Fulham is a district within the London Borough of Hammersmith and Fulham in southwest London. It is 3.7 miles south-west from Charing Cross, which makes it an Inner London district. It is on the north bank of the River Thames, between Hammersmith and Kensington and Chelsea, facing Putney and Barnes. Formerly, it was a parish inside the county of Middlesex. It's identified in the London Plan as among the 35 major centres in Greater London.
Fulham's history of industrial enterprise goes back to the 15th century, with its Mill at Millshot on the south side of what is now Fulham Palace Road. There was also a pottery, tapestry-weaving, paper-making and brewing industry in the seventeenth and 18th centuries in the region of what's now known as Fulham High Street. The next two centuries had been identified for energy production, transportation, the automotive industry, food production and laundries.

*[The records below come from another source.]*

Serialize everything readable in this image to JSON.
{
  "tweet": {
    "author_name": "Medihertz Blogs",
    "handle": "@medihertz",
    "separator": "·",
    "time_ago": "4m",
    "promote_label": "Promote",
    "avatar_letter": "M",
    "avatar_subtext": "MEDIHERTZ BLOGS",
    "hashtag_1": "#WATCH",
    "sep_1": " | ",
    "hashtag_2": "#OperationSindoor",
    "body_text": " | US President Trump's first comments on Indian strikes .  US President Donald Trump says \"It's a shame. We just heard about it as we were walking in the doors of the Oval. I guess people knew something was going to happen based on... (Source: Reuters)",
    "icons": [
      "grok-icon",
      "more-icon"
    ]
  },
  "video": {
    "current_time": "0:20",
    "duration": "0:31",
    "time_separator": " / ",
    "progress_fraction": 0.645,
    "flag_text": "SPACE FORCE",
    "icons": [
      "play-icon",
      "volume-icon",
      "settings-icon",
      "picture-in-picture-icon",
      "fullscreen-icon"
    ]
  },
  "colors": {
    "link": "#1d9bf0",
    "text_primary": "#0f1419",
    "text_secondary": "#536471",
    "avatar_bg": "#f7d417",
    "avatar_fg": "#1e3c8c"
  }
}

For the first half of the twentieth century, Fulham remained mostly working class with pockets of wealth in the North End, along the top of Lillie Road and New King's Road. Specifically rich locations were Parsons Green, Eel Brook Common, South Park plus the area around the Hurlingham Club. The area attracted waves of immigration, and rapid changes meant that there was poverty - Charles Dickens and Charles Booth noted this, and there were poorhouses that attracted benefactors.
These days, Fulham is rated among the most expensive parts of London and the United Kingdom overall. The typical sale price of all property in 2007 was £639,973 - and is most likely to be considerably more now.